SP222 NQRKNBBR has [an average success rate for White (%W)] of only 43.3%, while its twin, SP644 RBBNKRQN, has %W of 59.8%.
Is this a statistical fluke or is there an underlying reason? I noted,
Four of the five twins with the largest difference in %W have one SP in the pair where castling is possible on the first move. This indicates that the ability to castle quickly is an important defensive strategy in a difficult position.
After posting those observations, I noticed that the four pairs of twins didn't support my conclusion. Where castling was possible on the first move, White had a significantly better score in two of the pairs, while Black was better in the other two.
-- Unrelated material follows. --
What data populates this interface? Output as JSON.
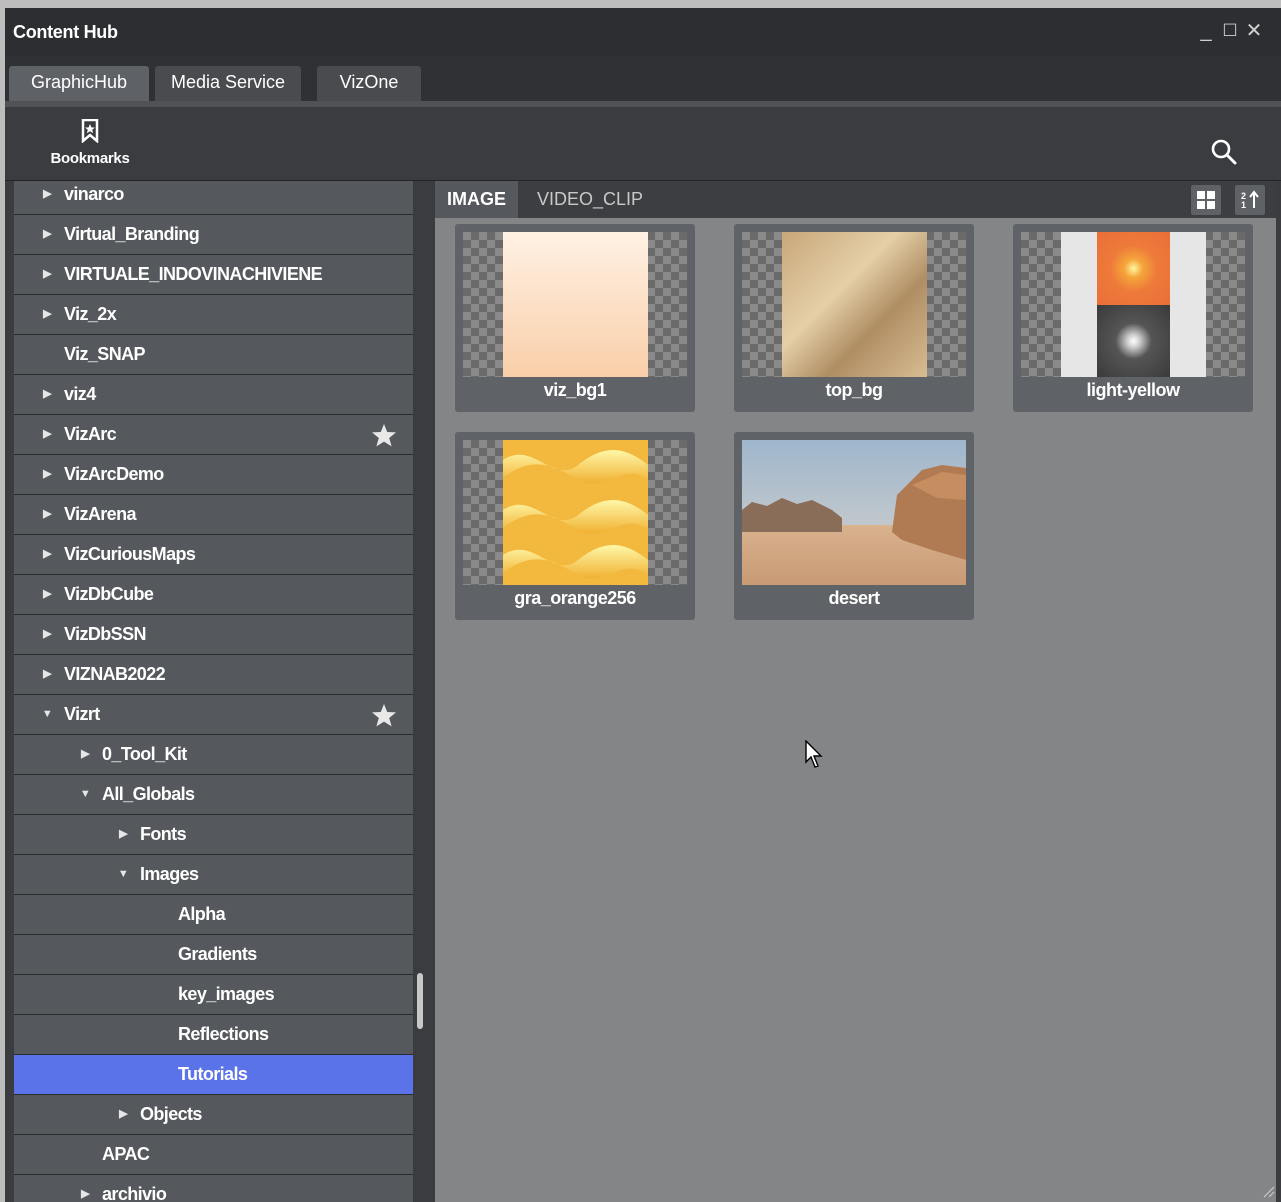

I decided to take a closer look at the twins from my example, SP222 and SP644.
The following table shows some basic information for the two SPs. The column on the right shows the most frequent first moves for each SP along with each move's score for White. For example, in SP222 the move 1.Nb3 was played 35 times and scored 42.8% for White; in SP644 the equivalent move 1.Ng3 was played 36 times and scored 48.6% for White. The two Knight moves appear to affect their respective SPs in the same way.
I doubt that the difference between SP222's 1.Nb3 score of 42.8% and SP644's 1.Ng3 score of 48.6% is statistically significant. A more promising investigation would be SP222's 1.c4 score of 35.7% and SP644's 1.f4 score of 61.2%. Both first moves involve pushing the Pawn in front of a Rook. It so happens that the chosen Pawn is relevant to the position of the castled King on that side.
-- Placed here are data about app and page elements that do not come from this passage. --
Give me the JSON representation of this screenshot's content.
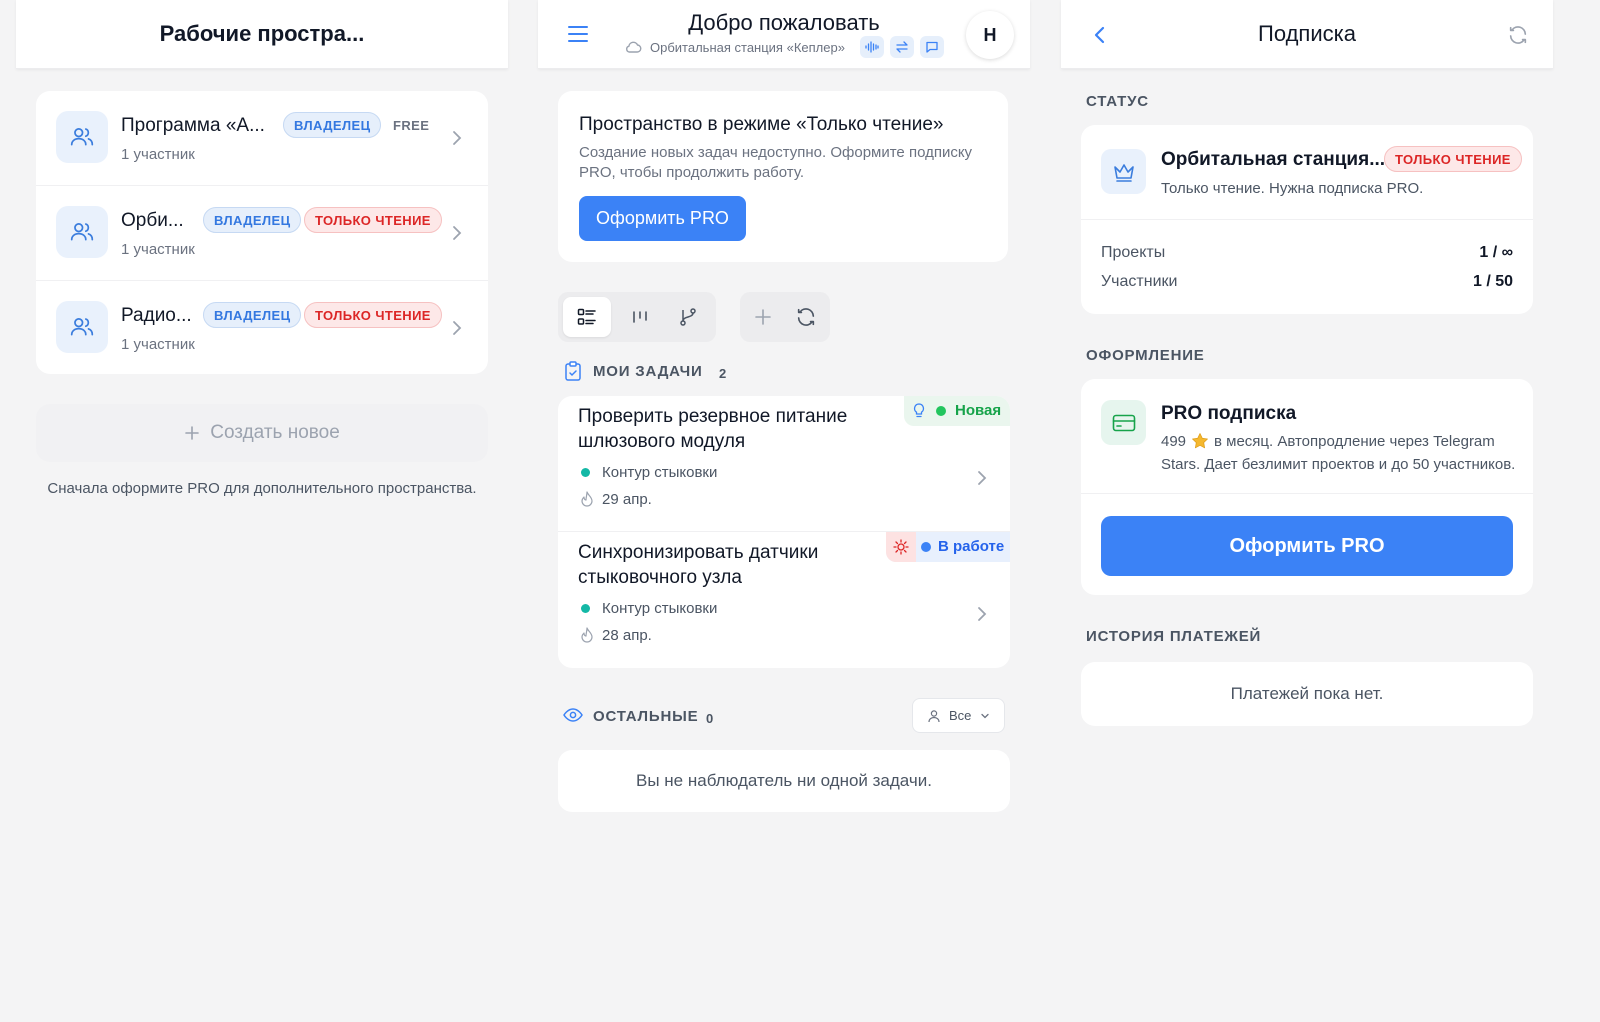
{
  "workspaces": {
    "header_title": "Рабочие простра...",
    "items": [
      {
        "name": "Программа «А...",
        "subtitle": "1 участник",
        "role": "ВЛАДЕЛЕЦ",
        "status": "FREE"
      },
      {
        "name": "Орби...",
        "subtitle": "1 участник",
        "role": "ВЛАДЕЛЕЦ",
        "status": "ТОЛЬКО ЧТЕНИЕ"
      },
      {
        "name": "Радио...",
        "subtitle": "1 участник",
        "role": "ВЛАДЕЛЕЦ",
        "status": "ТОЛЬКО ЧТЕНИЕ"
      }
    ],
    "create_label": "Создать новое",
    "create_hint": "Сначала оформите PRO для дополнительного пространства."
  },
  "home": {
    "header_title": "Добро пожаловать",
    "header_subtitle": "Орбитальная станция «Кеплер»",
    "avatar_letter": "Н",
    "notice_title": "Пространство в режиме «Только чтение»",
    "notice_text": "Создание новых задач недоступно. Оформите подписку PRO, чтобы продолжить работу.",
    "notice_button": "Оформить PRO",
    "my_tasks_label": "МОИ ЗАДАЧИ",
    "my_tasks_count": "2",
    "tasks": [
      {
        "title_line1": "Проверить резервное питание",
        "title_line2": "шлюзового модуля",
        "project": "Контур стыковки",
        "date": "29 апр.",
        "status": "Новая",
        "status_color": "#16a34a"
      },
      {
        "title_line1": "Синхронизировать датчики",
        "title_line2": "стыковочного узла",
        "project": "Контур стыковки",
        "date": "28 апр.",
        "status": "В работе",
        "status_color": "#2563eb"
      }
    ],
    "others_label": "ОСТАЛЬНЫЕ",
    "others_count": "0",
    "filter_label": "Все",
    "others_empty": "Вы не наблюдатель ни одной задачи."
  },
  "subscription": {
    "header_title": "Подписка",
    "status_label": "СТАТУС",
    "space_name": "Орбитальная станция...",
    "space_badge": "ТОЛЬКО ЧТЕНИЕ",
    "space_desc": "Только чтение. Нужна подписка PRO.",
    "projects_label": "Проекты",
    "projects_value": "1 / ∞",
    "members_label": "Участники",
    "members_value": "1 / 50",
    "checkout_label": "ОФОРМЛЕНИЕ",
    "plan_title": "PRO подписка",
    "plan_price": "499",
    "plan_desc_1": "в месяц. Автопродление через Telegram",
    "plan_desc_2": "Stars. Дает безлимит проектов и до 50 участников.",
    "plan_button": "Оформить PRO",
    "history_label": "ИСТОРИЯ ПЛАТЕЖЕЙ",
    "history_empty": "Платежей пока нет."
  },
  "colors": {
    "accent": "#3b82f6",
    "readonly": "#dc2626",
    "owner": "#3478e0",
    "background": "#f4f4f5"
  }
}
In SP222, the move 1.c4 weakens an eventual O-O-O; in SP644, the move 1.f4 makes space for the Rook after an eventual O-O. Is that the reason for the difference in scores for White? More investigation is required to answer that question.